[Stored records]

#####

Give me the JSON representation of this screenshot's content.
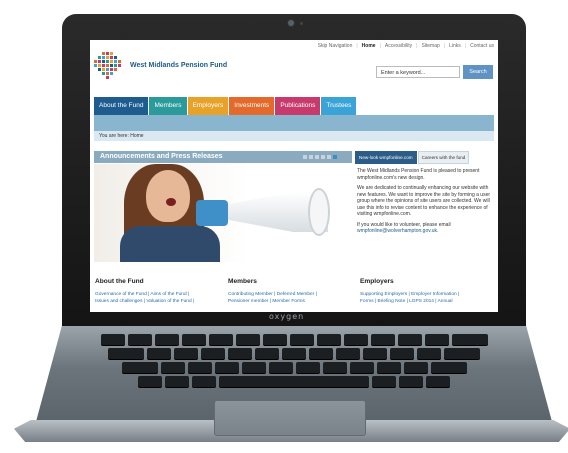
{
  "device": {
    "brand": "oxygen"
  },
  "site": {
    "top_links": [
      "Skip Navigation",
      "Home",
      "Accessibility",
      "Sitemap",
      "Links",
      "Contact us"
    ],
    "logo_text": "West Midlands Pension Fund",
    "search": {
      "placeholder": "Enter a keyword...",
      "button": "Search"
    },
    "tabs": [
      {
        "label": "About the Fund",
        "color": "#1e5b8f"
      },
      {
        "label": "Members",
        "color": "#2a9a9a"
      },
      {
        "label": "Employers",
        "color": "#e8a22a"
      },
      {
        "label": "Investments",
        "color": "#e46a2c"
      },
      {
        "label": "Publications",
        "color": "#c93a6c"
      },
      {
        "label": "Trustees",
        "color": "#3aa3d8"
      }
    ],
    "breadcrumb": "You are here:  Home",
    "announcements": {
      "title": "Announcements and Press Releases"
    },
    "side_tabs": [
      "New-look wmpfonline.com",
      "Careers with the fund"
    ],
    "side_paragraphs": [
      "The West Midlands Pension Fund is pleased to present wmpfonline.com's new design.",
      "We are dedicated to continually enhancing our website with new features. We want to improve the site by forming a user group where the opinions of site users are collected. We will use this info to revise content to enhance the experience of visiting wmpfonline.com.",
      "If you would like to volunteer, please email"
    ],
    "side_email": "wmpfonline@wolverhampton.gov.uk.",
    "columns": [
      {
        "title": "About the Fund",
        "lines": [
          "Governance of the Fund  |  Aims of the Fund  |",
          "Issues and challenges  |  Valuation of the Fund  |"
        ]
      },
      {
        "title": "Members",
        "lines": [
          "Contributing Member  |  Deferred Member  |",
          "Pensioner member  |  Member Forms"
        ]
      },
      {
        "title": "Employers",
        "lines": [
          "Supporting Employers  |  Employer Information  |",
          "Forms  |  Briefing Note  |  LGPS 2014  |  Annual"
        ]
      }
    ]
  }
}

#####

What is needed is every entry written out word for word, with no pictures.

Reply:
Give me the JSON representation of this screenshot's content.
{
  "device": {
    "brand": "oxygen"
  },
  "site": {
    "top_links": [
      "Skip Navigation",
      "Home",
      "Accessibility",
      "Sitemap",
      "Links",
      "Contact us"
    ],
    "logo_text": "West Midlands Pension Fund",
    "search": {
      "placeholder": "Enter a keyword...",
      "button": "Search"
    },
    "tabs": [
      {
        "label": "About the Fund",
        "color": "#1e5b8f"
      },
      {
        "label": "Members",
        "color": "#2a9a9a"
      },
      {
        "label": "Employers",
        "color": "#e8a22a"
      },
      {
        "label": "Investments",
        "color": "#e46a2c"
      },
      {
        "label": "Publications",
        "color": "#c93a6c"
      },
      {
        "label": "Trustees",
        "color": "#3aa3d8"
      }
    ],
    "breadcrumb": "You are here:  Home",
    "announcements": {
      "title": "Announcements and Press Releases"
    },
    "side_tabs": [
      "New-look wmpfonline.com",
      "Careers with the fund"
    ],
    "side_paragraphs": [
      "The West Midlands Pension Fund is pleased to present wmpfonline.com's new design.",
      "We are dedicated to continually enhancing our website with new features. We want to improve the site by forming a user group where the opinions of site users are collected. We will use this info to revise content to enhance the experience of visiting wmpfonline.com.",
      "If you would like to volunteer, please email"
    ],
    "side_email": "wmpfonline@wolverhampton.gov.uk.",
    "columns": [
      {
        "title": "About the Fund",
        "lines": [
          "Governance of the Fund  |  Aims of the Fund  |",
          "Issues and challenges  |  Valuation of the Fund  |"
        ]
      },
      {
        "title": "Members",
        "lines": [
          "Contributing Member  |  Deferred Member  |",
          "Pensioner member  |  Member Forms"
        ]
      },
      {
        "title": "Employers",
        "lines": [
          "Supporting Employers  |  Employer Information  |",
          "Forms  |  Briefing Note  |  LGPS 2014  |  Annual"
        ]
      }
    ]
  }
}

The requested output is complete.